-- Your objective --
Print each entry word for word.

[Items from an interface collection]
******************************

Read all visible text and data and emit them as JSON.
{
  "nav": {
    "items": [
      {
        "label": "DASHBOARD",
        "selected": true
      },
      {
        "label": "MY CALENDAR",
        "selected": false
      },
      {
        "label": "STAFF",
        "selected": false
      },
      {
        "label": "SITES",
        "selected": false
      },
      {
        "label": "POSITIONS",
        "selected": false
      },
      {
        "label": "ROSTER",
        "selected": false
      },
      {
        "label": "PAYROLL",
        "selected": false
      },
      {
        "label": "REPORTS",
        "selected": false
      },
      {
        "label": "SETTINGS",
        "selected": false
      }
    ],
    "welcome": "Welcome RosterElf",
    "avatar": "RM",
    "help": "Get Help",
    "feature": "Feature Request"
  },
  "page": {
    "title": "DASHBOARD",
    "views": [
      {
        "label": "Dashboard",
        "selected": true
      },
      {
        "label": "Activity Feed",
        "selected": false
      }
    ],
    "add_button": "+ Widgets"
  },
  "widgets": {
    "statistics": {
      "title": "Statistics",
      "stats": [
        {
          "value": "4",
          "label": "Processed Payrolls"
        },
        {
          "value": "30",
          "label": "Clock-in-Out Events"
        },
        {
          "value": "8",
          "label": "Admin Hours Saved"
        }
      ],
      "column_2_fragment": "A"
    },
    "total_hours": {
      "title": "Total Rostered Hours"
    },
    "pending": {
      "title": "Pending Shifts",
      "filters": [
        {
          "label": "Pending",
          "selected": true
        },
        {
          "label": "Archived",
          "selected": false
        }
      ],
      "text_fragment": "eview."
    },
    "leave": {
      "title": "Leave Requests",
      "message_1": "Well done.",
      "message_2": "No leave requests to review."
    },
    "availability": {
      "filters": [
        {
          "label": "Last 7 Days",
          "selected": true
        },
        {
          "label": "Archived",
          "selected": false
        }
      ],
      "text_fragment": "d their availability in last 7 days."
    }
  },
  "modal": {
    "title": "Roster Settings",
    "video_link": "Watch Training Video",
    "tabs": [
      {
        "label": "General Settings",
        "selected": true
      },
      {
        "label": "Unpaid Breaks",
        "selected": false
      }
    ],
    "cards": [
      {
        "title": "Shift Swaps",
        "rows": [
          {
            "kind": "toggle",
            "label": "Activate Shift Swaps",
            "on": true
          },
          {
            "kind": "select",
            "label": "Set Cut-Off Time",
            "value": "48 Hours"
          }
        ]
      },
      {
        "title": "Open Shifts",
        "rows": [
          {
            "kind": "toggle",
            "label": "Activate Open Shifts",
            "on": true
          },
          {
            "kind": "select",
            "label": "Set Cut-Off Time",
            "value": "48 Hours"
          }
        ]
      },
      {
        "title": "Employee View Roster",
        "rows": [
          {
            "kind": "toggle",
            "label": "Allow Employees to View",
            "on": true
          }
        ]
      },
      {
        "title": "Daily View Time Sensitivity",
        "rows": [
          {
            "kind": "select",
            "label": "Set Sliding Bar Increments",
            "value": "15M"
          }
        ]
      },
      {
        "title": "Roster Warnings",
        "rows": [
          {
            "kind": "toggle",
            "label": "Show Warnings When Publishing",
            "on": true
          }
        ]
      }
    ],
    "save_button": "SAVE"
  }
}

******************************

-- Task solution --
Read all visible text and data and emit them as JSON.
{
  "nav": {
    "items": [
      {
        "label": "DASHBOARD",
        "selected": true
      },
      {
        "label": "MY CALENDAR",
        "selected": false
      },
      {
        "label": "STAFF",
        "selected": false
      },
      {
        "label": "SITES",
        "selected": false
      },
      {
        "label": "POSITIONS",
        "selected": false
      },
      {
        "label": "ROSTER",
        "selected": false
      },
      {
        "label": "PAYROLL",
        "selected": false
      },
      {
        "label": "REPORTS",
        "selected": false
      },
      {
        "label": "SETTINGS",
        "selected": false
      }
    ],
    "welcome": "Welcome RosterElf",
    "avatar": "RM",
    "help": "Get Help",
    "feature": "Feature Request"
  },
  "page": {
    "title": "DASHBOARD",
    "views": [
      {
        "label": "Dashboard",
        "selected": true
      },
      {
        "label": "Activity Feed",
        "selected": false
      }
    ],
    "add_button": "+ Widgets"
  },
  "widgets": {
    "statistics": {
      "title": "Statistics",
      "stats": [
        {
          "value": "4",
          "label": "Processed Payrolls"
        },
        {
          "value": "30",
          "label": "Clock-in-Out Events"
        },
        {
          "value": "8",
          "label": "Admin Hours Saved"
        }
      ],
      "column_2_fragment": "A"
    },
    "total_hours": {
      "title": "Total Rostered Hours"
    },
    "pending": {
      "title": "Pending Shifts",
      "filters": [
        {
          "label": "Pending",
          "selected": true
        },
        {
          "label": "Archived",
          "selected": false
        }
      ],
      "text_fragment": "eview."
    },
    "leave": {
      "title": "Leave Requests",
      "message_1": "Well done.",
      "message_2": "No leave requests to review."
    },
    "availability": {
      "filters": [
        {
          "label": "Last 7 Days",
          "selected": true
        },
        {
          "label": "Archived",
          "selected": false
        }
      ],
      "text_fragment": "d their availability in last 7 days."
    }
  },
  "modal": {
    "title": "Roster Settings",
    "video_link": "Watch Training Video",
    "tabs": [
      {
        "label": "General Settings",
        "selected": true
      },
      {
        "label": "Unpaid Breaks",
        "selected": false
      }
    ],
    "cards": [
      {
        "title": "Shift Swaps",
        "rows": [
          {
            "kind": "toggle",
            "label": "Activate Shift Swaps",
            "on": true
          },
          {
            "kind": "select",
            "label": "Set Cut-Off Time",
            "value": "48 Hours"
          }
        ]
      },
      {
        "title": "Open Shifts",
        "rows": [
          {
            "kind": "toggle",
            "label": "Activate Open Shifts",
            "on": true
          },
          {
            "kind": "select",
            "label": "Set Cut-Off Time",
            "value": "48 Hours"
          }
        ]
      },
      {
        "title": "Employee View Roster",
        "rows": [
          {
            "kind": "toggle",
            "label": "Allow Employees to View",
            "on": true
          }
        ]
      },
      {
        "title": "Daily View Time Sensitivity",
        "rows": [
          {
            "kind": "select",
            "label": "Set Sliding Bar Increments",
            "value": "15M"
          }
        ]
      },
      {
        "title": "Roster Warnings",
        "rows": [
          {
            "kind": "toggle",
            "label": "Show Warnings When Publishing",
            "on": true
          }
        ]
      }
    ],
    "save_button": "SAVE"
  }
}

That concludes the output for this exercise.